(GIVEN RECORDS Opens)

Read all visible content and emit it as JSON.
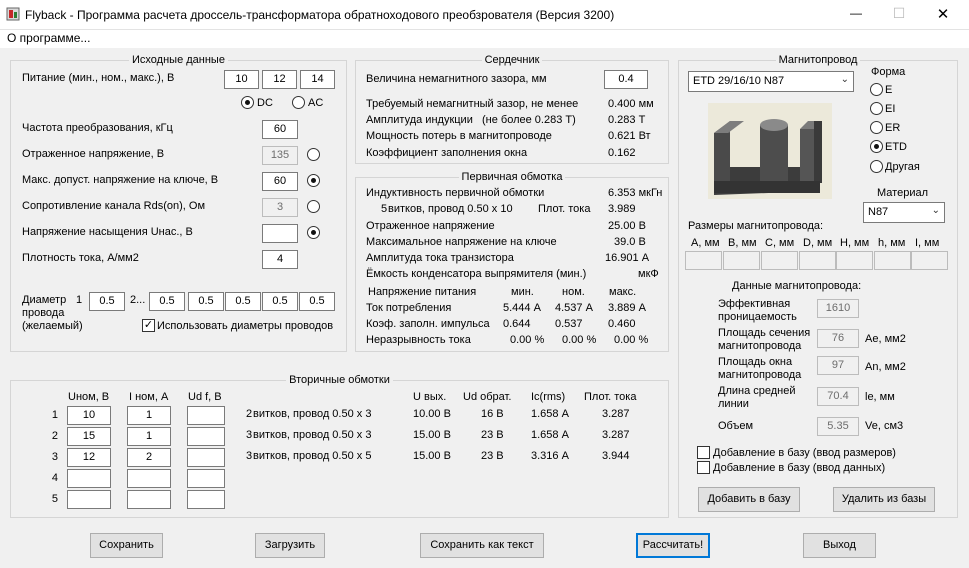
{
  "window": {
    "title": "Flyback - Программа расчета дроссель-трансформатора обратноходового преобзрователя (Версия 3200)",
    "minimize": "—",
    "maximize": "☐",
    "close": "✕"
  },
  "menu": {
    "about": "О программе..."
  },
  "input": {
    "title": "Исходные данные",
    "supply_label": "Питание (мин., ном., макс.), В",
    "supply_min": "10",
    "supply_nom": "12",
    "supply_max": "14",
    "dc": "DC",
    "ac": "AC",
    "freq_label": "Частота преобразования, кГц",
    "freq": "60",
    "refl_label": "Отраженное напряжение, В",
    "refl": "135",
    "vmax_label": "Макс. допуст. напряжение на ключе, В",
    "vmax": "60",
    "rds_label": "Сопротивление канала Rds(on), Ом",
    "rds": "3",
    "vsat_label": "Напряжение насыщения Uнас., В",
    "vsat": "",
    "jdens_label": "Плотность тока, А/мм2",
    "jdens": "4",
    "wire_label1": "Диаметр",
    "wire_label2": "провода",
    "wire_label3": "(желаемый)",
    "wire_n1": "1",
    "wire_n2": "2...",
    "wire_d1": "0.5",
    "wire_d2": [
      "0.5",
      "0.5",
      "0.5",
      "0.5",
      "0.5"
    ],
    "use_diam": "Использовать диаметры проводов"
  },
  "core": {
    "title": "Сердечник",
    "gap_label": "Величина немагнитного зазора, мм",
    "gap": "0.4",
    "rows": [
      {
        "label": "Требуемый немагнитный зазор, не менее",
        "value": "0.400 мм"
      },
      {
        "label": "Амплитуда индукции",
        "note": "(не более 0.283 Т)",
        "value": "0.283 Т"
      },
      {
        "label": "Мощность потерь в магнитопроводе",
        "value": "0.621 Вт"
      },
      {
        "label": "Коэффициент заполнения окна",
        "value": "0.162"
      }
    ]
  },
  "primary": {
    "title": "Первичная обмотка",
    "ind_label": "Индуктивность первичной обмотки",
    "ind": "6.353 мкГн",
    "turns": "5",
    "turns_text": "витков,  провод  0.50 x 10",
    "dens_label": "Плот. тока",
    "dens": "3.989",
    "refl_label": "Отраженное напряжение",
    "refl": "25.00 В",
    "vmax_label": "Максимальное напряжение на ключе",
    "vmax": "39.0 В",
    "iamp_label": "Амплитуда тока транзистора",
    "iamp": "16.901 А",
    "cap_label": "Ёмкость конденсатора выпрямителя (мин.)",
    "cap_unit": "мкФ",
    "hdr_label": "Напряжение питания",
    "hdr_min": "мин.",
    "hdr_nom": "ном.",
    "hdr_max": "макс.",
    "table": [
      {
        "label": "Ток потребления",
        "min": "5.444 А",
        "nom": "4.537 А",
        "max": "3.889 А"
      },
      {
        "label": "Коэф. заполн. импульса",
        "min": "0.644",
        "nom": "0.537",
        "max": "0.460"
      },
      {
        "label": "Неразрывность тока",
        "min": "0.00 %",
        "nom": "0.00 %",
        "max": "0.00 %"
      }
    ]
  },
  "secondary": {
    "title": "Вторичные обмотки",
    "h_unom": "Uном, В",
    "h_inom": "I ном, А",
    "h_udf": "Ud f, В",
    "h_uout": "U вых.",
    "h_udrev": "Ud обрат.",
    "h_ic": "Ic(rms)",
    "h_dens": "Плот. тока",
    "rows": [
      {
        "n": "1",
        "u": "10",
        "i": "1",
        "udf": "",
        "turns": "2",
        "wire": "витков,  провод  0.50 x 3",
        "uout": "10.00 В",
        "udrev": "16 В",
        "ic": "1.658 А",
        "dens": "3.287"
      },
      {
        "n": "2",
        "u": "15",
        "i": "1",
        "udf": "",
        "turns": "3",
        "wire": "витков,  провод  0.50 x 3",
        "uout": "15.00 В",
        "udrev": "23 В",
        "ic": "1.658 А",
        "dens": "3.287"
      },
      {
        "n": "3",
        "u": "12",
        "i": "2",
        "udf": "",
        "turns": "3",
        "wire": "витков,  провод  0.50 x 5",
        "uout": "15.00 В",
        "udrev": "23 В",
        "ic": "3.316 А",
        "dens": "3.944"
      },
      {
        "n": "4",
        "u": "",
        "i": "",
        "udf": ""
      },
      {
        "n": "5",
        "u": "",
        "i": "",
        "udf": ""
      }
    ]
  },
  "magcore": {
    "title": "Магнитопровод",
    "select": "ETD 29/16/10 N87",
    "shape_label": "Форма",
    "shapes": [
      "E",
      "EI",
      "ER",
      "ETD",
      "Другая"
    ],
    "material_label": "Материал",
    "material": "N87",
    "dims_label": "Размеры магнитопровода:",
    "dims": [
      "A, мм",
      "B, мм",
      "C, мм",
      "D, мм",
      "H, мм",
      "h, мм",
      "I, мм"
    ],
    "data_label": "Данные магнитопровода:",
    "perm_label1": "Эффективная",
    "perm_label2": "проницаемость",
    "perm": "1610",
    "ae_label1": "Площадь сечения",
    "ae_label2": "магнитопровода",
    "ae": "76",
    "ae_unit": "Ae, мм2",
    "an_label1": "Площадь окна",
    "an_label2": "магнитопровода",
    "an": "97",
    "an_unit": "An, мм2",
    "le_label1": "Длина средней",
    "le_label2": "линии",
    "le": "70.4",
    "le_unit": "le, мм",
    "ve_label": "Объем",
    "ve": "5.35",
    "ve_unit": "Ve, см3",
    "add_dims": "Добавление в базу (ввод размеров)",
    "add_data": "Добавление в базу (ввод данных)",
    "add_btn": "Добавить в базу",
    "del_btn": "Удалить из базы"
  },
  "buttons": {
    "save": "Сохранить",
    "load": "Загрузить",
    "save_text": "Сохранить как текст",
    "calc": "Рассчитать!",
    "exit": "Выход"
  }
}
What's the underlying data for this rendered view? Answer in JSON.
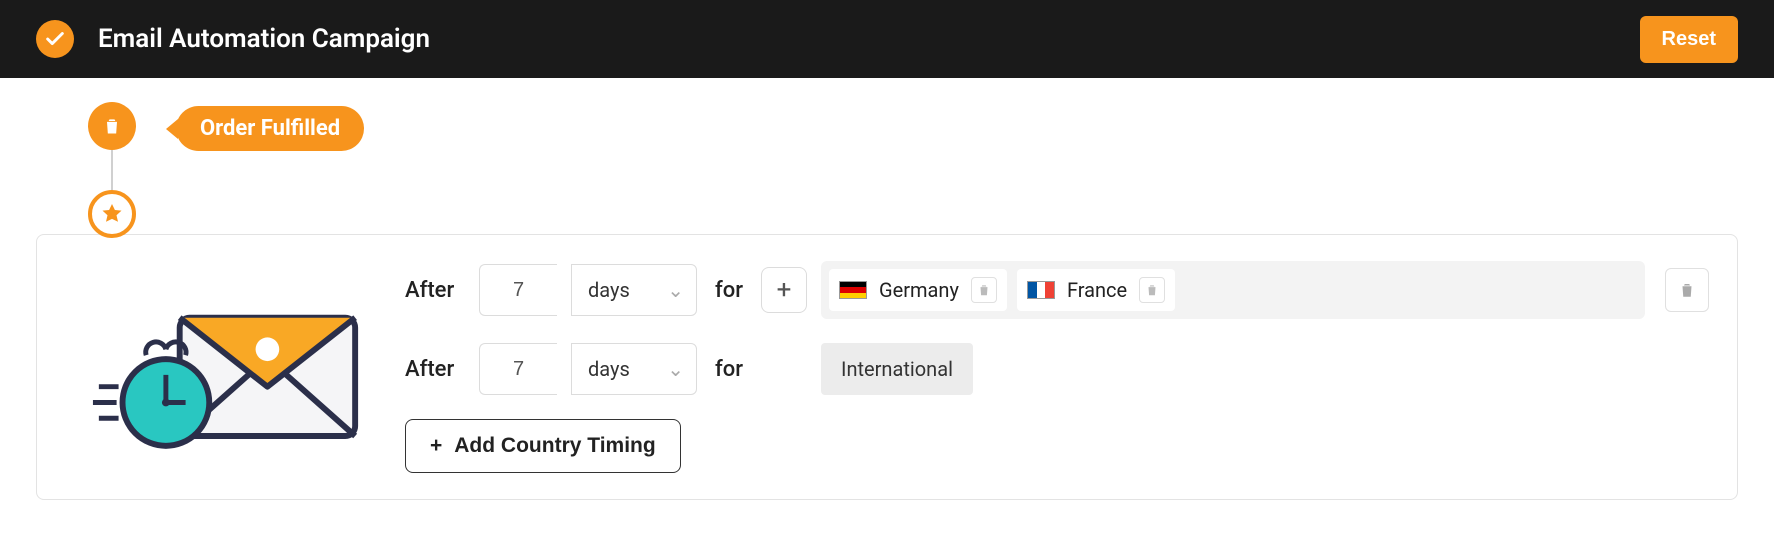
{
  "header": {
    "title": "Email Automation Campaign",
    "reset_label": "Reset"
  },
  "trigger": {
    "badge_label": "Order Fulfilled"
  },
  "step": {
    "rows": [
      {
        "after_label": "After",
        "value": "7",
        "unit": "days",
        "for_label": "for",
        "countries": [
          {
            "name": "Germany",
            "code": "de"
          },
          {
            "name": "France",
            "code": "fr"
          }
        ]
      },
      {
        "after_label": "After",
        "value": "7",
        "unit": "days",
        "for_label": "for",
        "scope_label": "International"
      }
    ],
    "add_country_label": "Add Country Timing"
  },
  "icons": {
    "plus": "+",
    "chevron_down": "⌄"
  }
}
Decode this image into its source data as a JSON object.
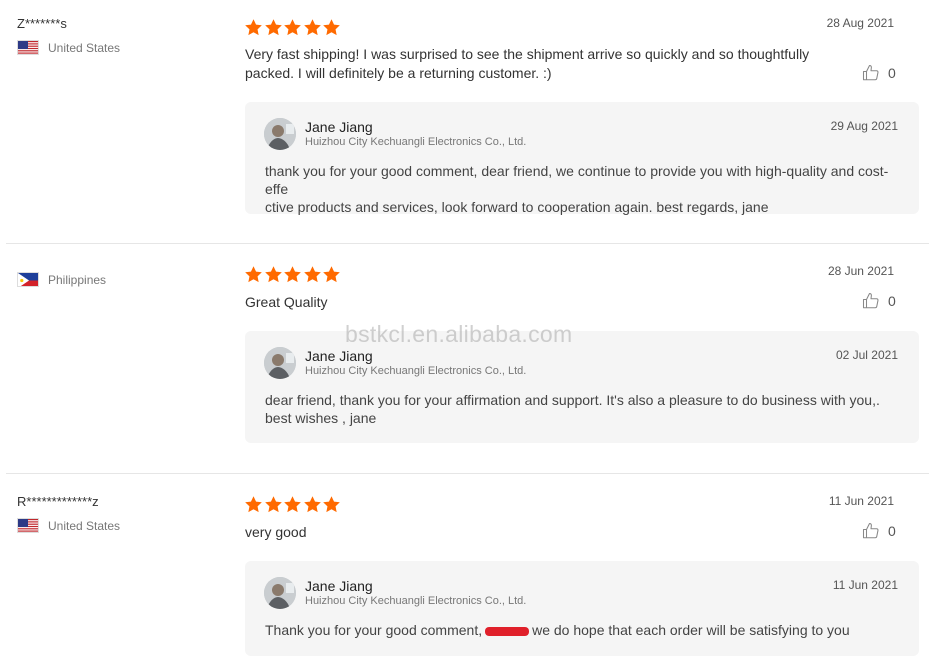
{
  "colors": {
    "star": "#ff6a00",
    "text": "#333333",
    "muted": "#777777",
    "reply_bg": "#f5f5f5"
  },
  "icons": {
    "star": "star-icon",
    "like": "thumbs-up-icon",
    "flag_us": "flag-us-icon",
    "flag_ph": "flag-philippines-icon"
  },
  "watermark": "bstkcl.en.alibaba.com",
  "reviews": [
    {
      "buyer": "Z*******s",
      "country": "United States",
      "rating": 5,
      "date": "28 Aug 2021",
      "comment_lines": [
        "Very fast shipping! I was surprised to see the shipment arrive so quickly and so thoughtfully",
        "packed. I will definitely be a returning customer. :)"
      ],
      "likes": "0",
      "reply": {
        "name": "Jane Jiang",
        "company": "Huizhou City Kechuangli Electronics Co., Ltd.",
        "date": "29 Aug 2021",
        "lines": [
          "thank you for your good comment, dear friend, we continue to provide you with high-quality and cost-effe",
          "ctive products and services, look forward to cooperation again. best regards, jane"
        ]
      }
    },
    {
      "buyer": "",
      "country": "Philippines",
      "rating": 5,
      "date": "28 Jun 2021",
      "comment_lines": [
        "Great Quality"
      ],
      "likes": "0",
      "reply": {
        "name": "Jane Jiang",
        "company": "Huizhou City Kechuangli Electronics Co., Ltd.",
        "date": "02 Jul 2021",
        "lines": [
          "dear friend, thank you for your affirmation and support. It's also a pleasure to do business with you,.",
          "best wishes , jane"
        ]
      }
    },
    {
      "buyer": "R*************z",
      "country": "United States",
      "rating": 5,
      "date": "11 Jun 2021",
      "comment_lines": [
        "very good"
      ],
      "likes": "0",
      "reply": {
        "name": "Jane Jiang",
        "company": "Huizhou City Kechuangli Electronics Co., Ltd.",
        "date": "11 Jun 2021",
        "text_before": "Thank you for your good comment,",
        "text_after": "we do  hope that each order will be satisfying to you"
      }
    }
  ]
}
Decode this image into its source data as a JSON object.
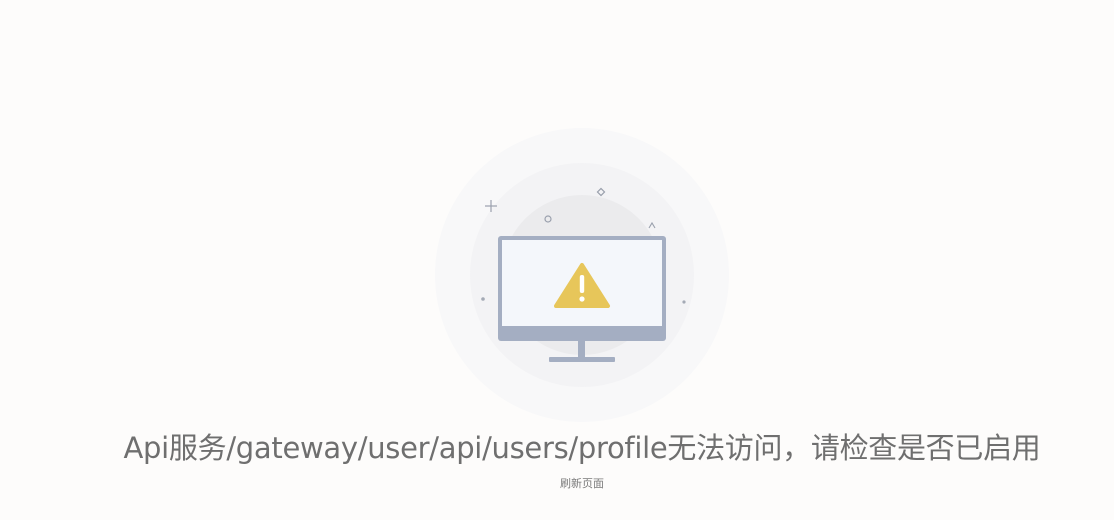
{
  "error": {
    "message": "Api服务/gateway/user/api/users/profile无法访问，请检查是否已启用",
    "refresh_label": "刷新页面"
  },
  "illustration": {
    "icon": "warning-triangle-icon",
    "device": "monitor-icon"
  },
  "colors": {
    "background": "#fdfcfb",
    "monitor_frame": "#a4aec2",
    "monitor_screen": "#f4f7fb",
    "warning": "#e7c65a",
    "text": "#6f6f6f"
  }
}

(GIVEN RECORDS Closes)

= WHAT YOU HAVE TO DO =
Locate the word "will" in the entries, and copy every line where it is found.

= REPLY TO THE TASK =
        "packed. I will definitely be a returning customer. :)"
        "text_after": "we do  hope that each order will be satisfying to you"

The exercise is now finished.